Day 23: Monday, September 2
After a few hours making final arrangements for our flights and filming the last shots of Taihoae, we departed by four-wheel drive Land Rover later in the morning for a two-hour exciting trip to the airport northwest across the mountains and valleys of the remote, rugged island of Nuku Hiva. In the pouring rain the trip was treacherous. At times, the mud was up to the top of the tires and, although we had a difficult time seeing through the fog, we could tell there were steep cliffs on one side. Our driver had clearly made this trip before. We arrived safely and waited for our 3-hour flight to Papeete, Tahiti. We flew over atolls and through beautiful trade wind clouds.
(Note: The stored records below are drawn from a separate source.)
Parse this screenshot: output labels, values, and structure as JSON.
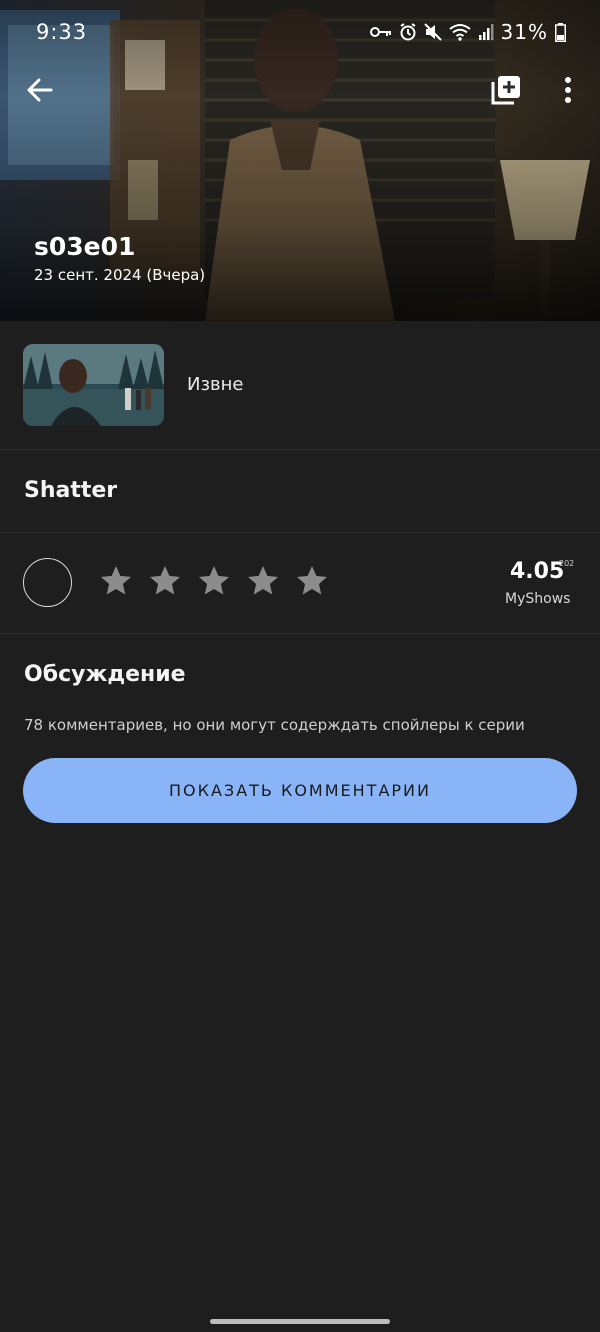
{
  "status_bar": {
    "time": "9:33",
    "battery_percent": "31%",
    "icons": [
      "key-icon",
      "alarm-icon",
      "mute-icon",
      "wifi-icon",
      "signal-icon",
      "battery-icon"
    ]
  },
  "header": {
    "back_icon": "arrow-left-icon",
    "add_icon": "add-to-library-icon",
    "more_icon": "more-vertical-icon",
    "episode_code": "s03e01",
    "air_date": "23 сент. 2024 (Вчера)"
  },
  "show": {
    "title": "Извне"
  },
  "episode": {
    "title": "Shatter"
  },
  "rating": {
    "stars_total": 5,
    "user_rating": 0,
    "value": "4.05",
    "count": "202",
    "source": "MyShows",
    "star_color": "#8c8c8c"
  },
  "discussion": {
    "title": "Обсуждение",
    "text": "78 комментариев, но они могут содерждать спойлеры к серии",
    "button_label": "ПОКАЗАТЬ КОММЕНТАРИИ",
    "button_color": "#8ab4f8"
  },
  "theme": {
    "background": "#1e1e1e",
    "divider": "#2e2e2e",
    "text": "#f2f2f2"
  }
}
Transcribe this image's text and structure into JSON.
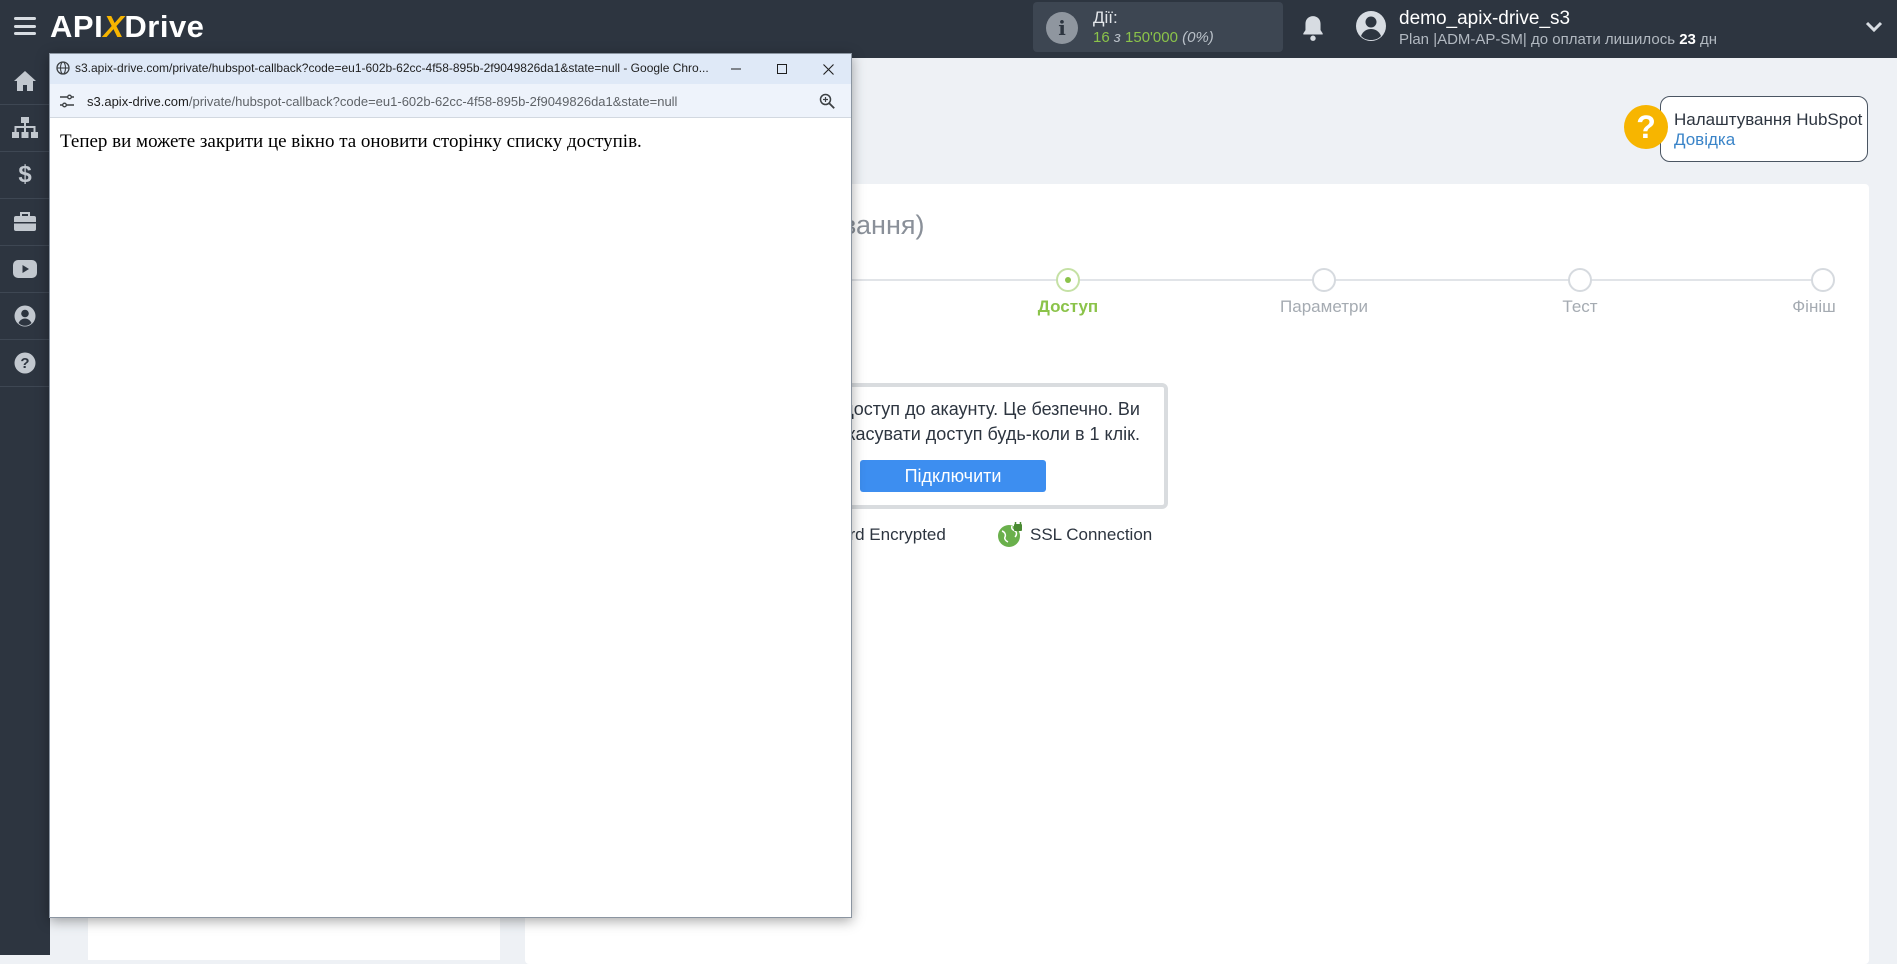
{
  "topbar": {
    "logo_api": "API",
    "logo_x": "X",
    "logo_drive": "Drive",
    "actions_label": "Дії:",
    "actions_used": "16",
    "actions_of": "з",
    "actions_total": "150'000",
    "actions_percent": "(0%)",
    "username": "demo_apix-drive_s3",
    "plan_text": "Plan |ADM-AP-SM| до оплати лишилось",
    "plan_days": "23",
    "plan_days_unit": "дн"
  },
  "sidebar": {
    "items": [
      "home-icon",
      "sitemap-icon",
      "dollar-icon",
      "briefcase-icon",
      "youtube-icon",
      "user-icon",
      "help-icon"
    ]
  },
  "help": {
    "title": "Налаштування HubSpot",
    "link": "Довідка"
  },
  "main": {
    "heading": "вання)",
    "steps": [
      {
        "label": "Доступ",
        "active": true
      },
      {
        "label": "Параметри",
        "active": false
      },
      {
        "label": "Тест",
        "active": false
      },
      {
        "label": "Фініш",
        "active": false
      }
    ],
    "connect_text_line1": "доступ до акаунту. Це безпечно. Ви",
    "connect_text_line2": "касувати доступ будь-коли в 1 клік.",
    "connect_button": "Підключити",
    "encrypted": "ord Encrypted",
    "ssl": "SSL Connection"
  },
  "popup": {
    "title": "s3.apix-drive.com/private/hubspot-callback?code=eu1-602b-62cc-4f58-895b-2f9049826da1&state=null - Google Chro...",
    "url_host": "s3.apix-drive.com",
    "url_rest": "/private/hubspot-callback?code=eu1-602b-62cc-4f58-895b-2f9049826da1&state=null",
    "message": "Тепер ви можете закрити це вікно та оновити сторінку списку доступів."
  },
  "colors": {
    "topbar": "#2d3540",
    "accent_green": "#8bc34a",
    "accent_yellow": "#f7b500",
    "button_blue": "#3d8ef0"
  }
}
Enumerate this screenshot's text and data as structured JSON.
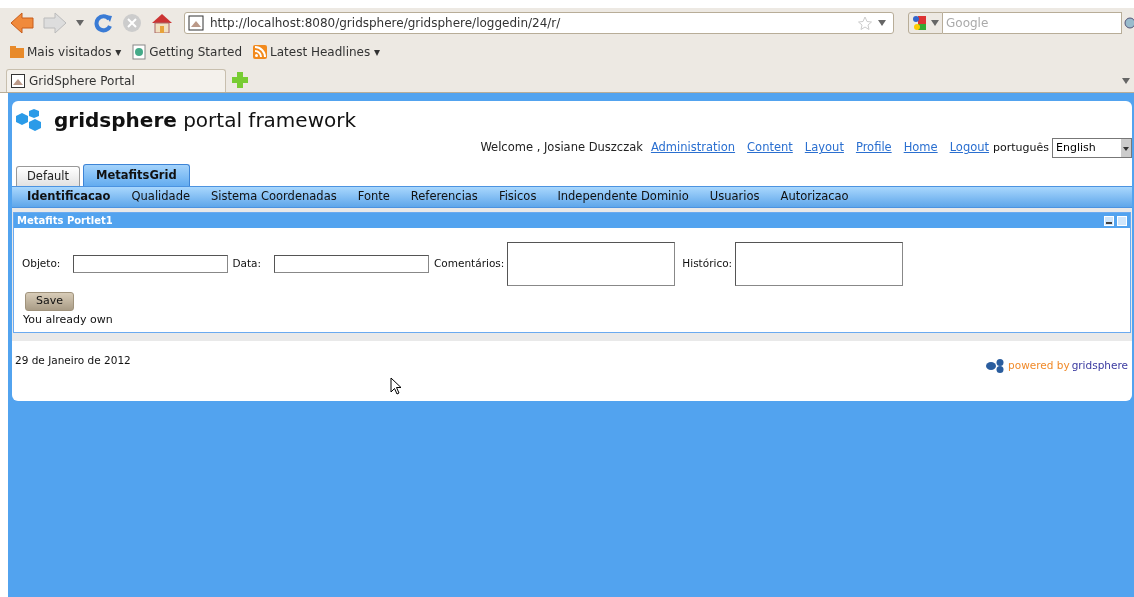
{
  "browser": {
    "url": "http://localhost:8080/gridsphere/gridsphere/loggedin/24/r/",
    "search_placeholder": "Google",
    "bookmarks": [
      {
        "label": "Mais visitados ▾",
        "kind": "folder"
      },
      {
        "label": "Getting Started",
        "kind": "page"
      },
      {
        "label": "Latest Headlines ▾",
        "kind": "feed"
      }
    ],
    "tab_title": "GridSphere Portal"
  },
  "portal": {
    "logo": "**gridsphere** portal framework",
    "welcome": "Welcome , Josiane Duszczak",
    "links": [
      "Administration",
      "Content",
      "Layout",
      "Profile",
      "Home",
      "Logout"
    ],
    "language_label": "português",
    "language_value": "English",
    "tabs": [
      {
        "label": "Default",
        "selected": false
      },
      {
        "label": "MetafitsGrid",
        "selected": true
      }
    ],
    "subtabs": [
      {
        "label": "Identificacao",
        "selected": true
      },
      {
        "label": "Qualidade",
        "selected": false
      },
      {
        "label": "Sistema Coordenadas",
        "selected": false
      },
      {
        "label": "Fonte",
        "selected": false
      },
      {
        "label": "Referencias",
        "selected": false
      },
      {
        "label": "Fisicos",
        "selected": false
      },
      {
        "label": "Independente Dominio",
        "selected": false
      },
      {
        "label": "Usuarios",
        "selected": false
      },
      {
        "label": "Autorizacao",
        "selected": false
      }
    ],
    "portlet": {
      "title": "Metafits Portlet1",
      "fields": [
        {
          "label": "Objeto:",
          "kind": "input"
        },
        {
          "label": "Data:",
          "kind": "input"
        },
        {
          "label": "Comentários:",
          "kind": "textarea"
        },
        {
          "label": "Histórico:",
          "kind": "textarea"
        }
      ],
      "save": "Save",
      "message": "You already own"
    },
    "date": "29 de Janeiro de 2012",
    "powered_prefix": "powered by",
    "powered_brand": "gridsphere"
  }
}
Day 24: Tuesday, September 3
This was our only day in Tahiti. We awoke early and called Meteo France to see if we could have a tour of the weather station at the airport. We were trying to discover where the meteorological readings had been taken for the 100+ years of data recorded and now used to determine the Southern Oscillation Index. After a challenging conversation half in French, half in English, we were finally able to ask the necessary questions and receive a historical summary of the station. We were given a tour of the airport’s weather station and pamphlets to provide to my classes. John filmed the entire meeting. I was especially excited about this side trip because I’d always wanted to visit this specific weather station. Next on my list is Darwin, Australia, the sister site to the Tahiti station – maybe in a few years.
This experience has been like no other for me. I am so grateful to Dr. John Kermond, Jennifer Hammond, Rear Admiral Evelyn Fields, NOAA, NSF, Shippensburg University and all those responsible for my incredible journey. I will use the information that I learned on this trip in my classes, but more importantly, I hope to share the excitement and wonder of science with my students and my teaching colleagues so that they can understand the importance of conducting scientific research to discover more about our world and ourselves. Thank you to all!
Signing off for now, but I hope to hear from you again at firstname.lastname@example.org.